In light of the NIH review, HIV providers need to give more detailed messages to patients than the simple admonishment to use a condom, experts say. "As physicians, we need to do a better job of first asking our patients what’s going on in their lives and then what risk behaviors they have, because if there’s one risk behavior, there may be others," says J. Thomas Fitch, MD, a pediatrician from San Antonio, TX, who was on the NIH panel.

Providing a clear picture of risk

"The message we haven’t gotten out to patients is that if you’re involved sexually outside of a long-term relationship with someone who’s not been tested, you’re at risk for an STD, and you need to be screened once a year by a physician," Fitch says. "Adolescents should be screened twice a year."

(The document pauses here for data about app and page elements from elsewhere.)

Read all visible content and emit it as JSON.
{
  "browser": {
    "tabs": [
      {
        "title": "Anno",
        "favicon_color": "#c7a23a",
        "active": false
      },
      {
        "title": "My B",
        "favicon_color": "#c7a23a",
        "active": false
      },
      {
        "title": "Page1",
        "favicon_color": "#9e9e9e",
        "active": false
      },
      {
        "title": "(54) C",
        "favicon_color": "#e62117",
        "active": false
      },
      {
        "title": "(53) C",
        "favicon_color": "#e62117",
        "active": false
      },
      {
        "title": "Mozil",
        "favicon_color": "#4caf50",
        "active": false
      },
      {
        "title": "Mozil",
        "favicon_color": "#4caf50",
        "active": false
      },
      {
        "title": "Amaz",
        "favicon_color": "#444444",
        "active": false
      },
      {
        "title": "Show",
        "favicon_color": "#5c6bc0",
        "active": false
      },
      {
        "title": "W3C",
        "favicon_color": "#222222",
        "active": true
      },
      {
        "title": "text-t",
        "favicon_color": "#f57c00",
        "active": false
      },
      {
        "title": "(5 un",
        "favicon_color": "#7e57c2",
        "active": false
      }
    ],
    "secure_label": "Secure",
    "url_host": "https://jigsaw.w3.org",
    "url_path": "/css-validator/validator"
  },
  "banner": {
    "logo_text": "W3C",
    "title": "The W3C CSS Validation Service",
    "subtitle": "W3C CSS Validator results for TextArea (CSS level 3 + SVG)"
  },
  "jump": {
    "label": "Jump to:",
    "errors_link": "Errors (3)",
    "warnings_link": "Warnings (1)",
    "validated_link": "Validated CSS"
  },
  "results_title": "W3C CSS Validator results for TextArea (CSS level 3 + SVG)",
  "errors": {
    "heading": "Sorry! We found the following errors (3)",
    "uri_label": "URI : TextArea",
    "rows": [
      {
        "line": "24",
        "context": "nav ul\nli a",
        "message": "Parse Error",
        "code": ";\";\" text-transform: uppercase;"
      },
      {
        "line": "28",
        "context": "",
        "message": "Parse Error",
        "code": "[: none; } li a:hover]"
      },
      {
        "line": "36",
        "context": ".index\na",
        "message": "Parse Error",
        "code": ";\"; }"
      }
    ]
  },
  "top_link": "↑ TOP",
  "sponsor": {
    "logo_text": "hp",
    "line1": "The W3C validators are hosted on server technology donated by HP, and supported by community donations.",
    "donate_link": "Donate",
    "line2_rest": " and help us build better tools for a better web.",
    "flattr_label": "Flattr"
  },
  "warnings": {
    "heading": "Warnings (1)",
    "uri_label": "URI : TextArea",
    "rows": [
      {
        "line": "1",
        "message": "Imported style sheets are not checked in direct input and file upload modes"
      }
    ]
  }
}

HIV clinicians also need to make certain their patients don’t conclude that they shouldn’t bother using condoms because they’re not 100% effective in preventing STDs, Fitch adds. "The problem is that in the attempt to get people to use condoms, we’ve implied they’re 100% effective or close to 100%, and the public says, If I use a condom, I should be okay,’ and that’s not necessarily the case," he explains. "The message I’ve given all along to my patients is that having sex outside of a monogamous relationship is a risk, but the best prevention for HIV is to use a condom."

References

1. National Institute of Allergy and Infectious Diseases, National Institutes of Health, Department of Health and Human Services. "Workshop Summary: Scientific Evidence on Condom Effectiveness for Sexually Transmitted Disease (STD) Prevention." Herndon, VA; July 20, 2001:1-27.

2. Catania JA, Canchola J, Binson D, et al. National trends in condom use among at-risk heterosexuals in the United States. JAIDS 2001; 27:176-182.

3. Catania JA, Osmond D, Stall RD, et al. The continuing HIV epidemic among men who have sex with men. Am J Public Health 2001; 91:907-914.

4. Scheer S, Chu PL, Klausner JD, et al. Effect of highly active antiretroviral therapy on diagnoses of sexually transmitted diseases in people with AIDS. Lancet 2001; 357:432-435.

5. Tao G, Irwin KL, Kassler WJ. Missed opportunities to assess sexually transmitted diseases in U.S. adults during routine medical checkups. Am J Prev Med 2000; 18:183-185.